What the task asks: What lines of the data hold the string "JSON"? Pull each one out.

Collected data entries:
═══
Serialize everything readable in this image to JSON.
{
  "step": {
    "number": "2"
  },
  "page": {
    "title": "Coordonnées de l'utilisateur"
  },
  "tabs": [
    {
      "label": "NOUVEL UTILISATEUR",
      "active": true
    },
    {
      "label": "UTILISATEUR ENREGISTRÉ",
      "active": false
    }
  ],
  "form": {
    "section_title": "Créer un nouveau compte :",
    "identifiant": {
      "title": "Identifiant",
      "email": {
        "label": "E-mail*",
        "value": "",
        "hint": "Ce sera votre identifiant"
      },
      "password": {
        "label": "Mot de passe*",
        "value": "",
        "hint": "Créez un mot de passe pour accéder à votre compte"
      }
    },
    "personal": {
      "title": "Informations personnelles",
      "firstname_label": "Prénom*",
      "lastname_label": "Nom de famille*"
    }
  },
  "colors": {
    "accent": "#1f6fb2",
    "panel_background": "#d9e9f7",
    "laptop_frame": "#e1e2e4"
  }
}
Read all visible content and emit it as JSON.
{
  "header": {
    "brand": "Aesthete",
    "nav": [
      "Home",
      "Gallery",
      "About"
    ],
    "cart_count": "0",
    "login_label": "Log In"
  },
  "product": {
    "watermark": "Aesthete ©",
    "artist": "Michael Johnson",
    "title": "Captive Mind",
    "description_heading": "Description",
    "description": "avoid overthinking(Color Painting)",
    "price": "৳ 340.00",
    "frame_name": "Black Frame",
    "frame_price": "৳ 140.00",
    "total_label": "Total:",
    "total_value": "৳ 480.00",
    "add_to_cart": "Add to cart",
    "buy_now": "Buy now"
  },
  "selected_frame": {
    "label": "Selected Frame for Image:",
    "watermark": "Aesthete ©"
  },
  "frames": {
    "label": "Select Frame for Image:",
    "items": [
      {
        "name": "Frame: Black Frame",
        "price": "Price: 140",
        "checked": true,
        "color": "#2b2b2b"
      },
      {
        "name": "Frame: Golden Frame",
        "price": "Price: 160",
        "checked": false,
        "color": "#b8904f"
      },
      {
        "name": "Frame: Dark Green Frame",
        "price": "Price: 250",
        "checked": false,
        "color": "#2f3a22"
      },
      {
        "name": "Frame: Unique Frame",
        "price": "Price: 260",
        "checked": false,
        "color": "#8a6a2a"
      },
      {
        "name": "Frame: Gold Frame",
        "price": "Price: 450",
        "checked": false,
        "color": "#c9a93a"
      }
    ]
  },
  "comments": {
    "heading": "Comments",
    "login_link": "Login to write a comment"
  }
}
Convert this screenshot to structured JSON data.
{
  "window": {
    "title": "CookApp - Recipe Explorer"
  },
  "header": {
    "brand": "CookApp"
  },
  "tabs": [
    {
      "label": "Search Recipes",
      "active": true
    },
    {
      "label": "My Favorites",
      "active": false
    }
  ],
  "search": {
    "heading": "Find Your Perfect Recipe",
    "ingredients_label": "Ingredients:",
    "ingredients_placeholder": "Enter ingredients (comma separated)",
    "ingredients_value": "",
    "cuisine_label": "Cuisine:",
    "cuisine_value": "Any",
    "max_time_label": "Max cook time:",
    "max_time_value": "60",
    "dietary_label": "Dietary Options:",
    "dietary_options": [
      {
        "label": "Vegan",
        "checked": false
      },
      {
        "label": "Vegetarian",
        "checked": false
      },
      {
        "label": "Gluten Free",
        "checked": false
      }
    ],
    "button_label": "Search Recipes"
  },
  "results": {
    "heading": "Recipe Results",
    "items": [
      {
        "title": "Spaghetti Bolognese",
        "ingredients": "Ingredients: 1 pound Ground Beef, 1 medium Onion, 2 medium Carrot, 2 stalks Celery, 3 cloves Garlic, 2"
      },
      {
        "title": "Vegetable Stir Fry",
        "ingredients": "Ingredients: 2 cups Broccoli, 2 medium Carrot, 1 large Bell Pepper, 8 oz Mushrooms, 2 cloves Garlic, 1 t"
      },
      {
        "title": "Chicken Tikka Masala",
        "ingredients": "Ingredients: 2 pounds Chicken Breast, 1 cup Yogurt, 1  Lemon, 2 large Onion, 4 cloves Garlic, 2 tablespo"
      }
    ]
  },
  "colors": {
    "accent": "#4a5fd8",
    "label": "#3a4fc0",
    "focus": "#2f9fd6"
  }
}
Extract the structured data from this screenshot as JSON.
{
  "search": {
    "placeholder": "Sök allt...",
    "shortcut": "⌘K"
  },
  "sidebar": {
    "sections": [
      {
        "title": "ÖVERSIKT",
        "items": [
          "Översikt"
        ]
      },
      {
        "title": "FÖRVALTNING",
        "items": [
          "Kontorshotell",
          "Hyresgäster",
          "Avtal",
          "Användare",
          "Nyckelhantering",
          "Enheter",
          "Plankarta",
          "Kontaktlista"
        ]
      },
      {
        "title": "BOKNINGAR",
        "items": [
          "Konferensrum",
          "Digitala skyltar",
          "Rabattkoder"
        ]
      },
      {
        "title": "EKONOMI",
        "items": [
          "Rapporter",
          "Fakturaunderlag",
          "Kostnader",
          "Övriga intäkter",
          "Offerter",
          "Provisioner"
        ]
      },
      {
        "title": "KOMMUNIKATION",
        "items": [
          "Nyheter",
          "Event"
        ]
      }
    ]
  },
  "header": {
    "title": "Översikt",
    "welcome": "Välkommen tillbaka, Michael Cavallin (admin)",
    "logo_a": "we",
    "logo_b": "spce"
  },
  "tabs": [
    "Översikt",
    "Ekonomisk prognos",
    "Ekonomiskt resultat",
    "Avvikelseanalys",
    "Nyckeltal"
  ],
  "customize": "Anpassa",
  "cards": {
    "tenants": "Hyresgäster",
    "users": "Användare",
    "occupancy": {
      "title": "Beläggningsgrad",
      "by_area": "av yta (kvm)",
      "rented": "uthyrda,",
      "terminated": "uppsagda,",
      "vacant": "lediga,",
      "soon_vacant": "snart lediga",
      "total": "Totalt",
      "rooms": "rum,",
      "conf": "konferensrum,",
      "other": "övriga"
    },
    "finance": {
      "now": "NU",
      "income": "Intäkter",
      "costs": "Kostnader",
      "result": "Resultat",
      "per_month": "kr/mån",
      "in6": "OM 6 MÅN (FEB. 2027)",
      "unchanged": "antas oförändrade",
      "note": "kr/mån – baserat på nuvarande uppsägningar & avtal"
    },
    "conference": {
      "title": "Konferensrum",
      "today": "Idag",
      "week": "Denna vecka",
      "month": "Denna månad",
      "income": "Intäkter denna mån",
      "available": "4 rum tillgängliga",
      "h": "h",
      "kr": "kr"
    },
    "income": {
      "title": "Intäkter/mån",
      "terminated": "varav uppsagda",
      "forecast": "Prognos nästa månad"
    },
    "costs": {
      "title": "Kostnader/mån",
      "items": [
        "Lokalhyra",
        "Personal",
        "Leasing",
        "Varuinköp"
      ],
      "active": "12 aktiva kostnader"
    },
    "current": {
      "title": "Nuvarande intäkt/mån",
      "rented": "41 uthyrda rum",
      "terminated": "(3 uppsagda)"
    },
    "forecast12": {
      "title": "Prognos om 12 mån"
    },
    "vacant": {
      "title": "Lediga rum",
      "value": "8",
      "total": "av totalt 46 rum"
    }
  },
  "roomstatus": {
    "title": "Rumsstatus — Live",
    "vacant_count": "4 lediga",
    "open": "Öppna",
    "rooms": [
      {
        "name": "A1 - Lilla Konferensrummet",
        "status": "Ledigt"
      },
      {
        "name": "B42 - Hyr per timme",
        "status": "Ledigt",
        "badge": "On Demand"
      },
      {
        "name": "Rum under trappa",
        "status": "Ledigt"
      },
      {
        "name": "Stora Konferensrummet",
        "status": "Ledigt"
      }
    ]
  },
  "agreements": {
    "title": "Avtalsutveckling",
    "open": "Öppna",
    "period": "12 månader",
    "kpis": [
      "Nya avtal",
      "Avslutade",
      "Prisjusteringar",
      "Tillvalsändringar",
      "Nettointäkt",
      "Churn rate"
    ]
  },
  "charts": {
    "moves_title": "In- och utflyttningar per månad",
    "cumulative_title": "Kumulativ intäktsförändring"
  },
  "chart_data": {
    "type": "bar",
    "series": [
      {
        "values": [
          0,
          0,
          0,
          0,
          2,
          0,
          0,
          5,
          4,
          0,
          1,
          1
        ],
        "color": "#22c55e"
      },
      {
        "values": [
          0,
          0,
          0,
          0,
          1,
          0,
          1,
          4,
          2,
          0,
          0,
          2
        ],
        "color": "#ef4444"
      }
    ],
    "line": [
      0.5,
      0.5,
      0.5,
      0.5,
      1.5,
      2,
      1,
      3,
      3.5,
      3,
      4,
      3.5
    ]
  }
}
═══
Exercise answer:
Serialize everything readable in this image to JSON.
Read all visible content and emit it as JSON.
Convert this screenshot to structured JSON data.
Extract the structured data from this screenshot as JSON.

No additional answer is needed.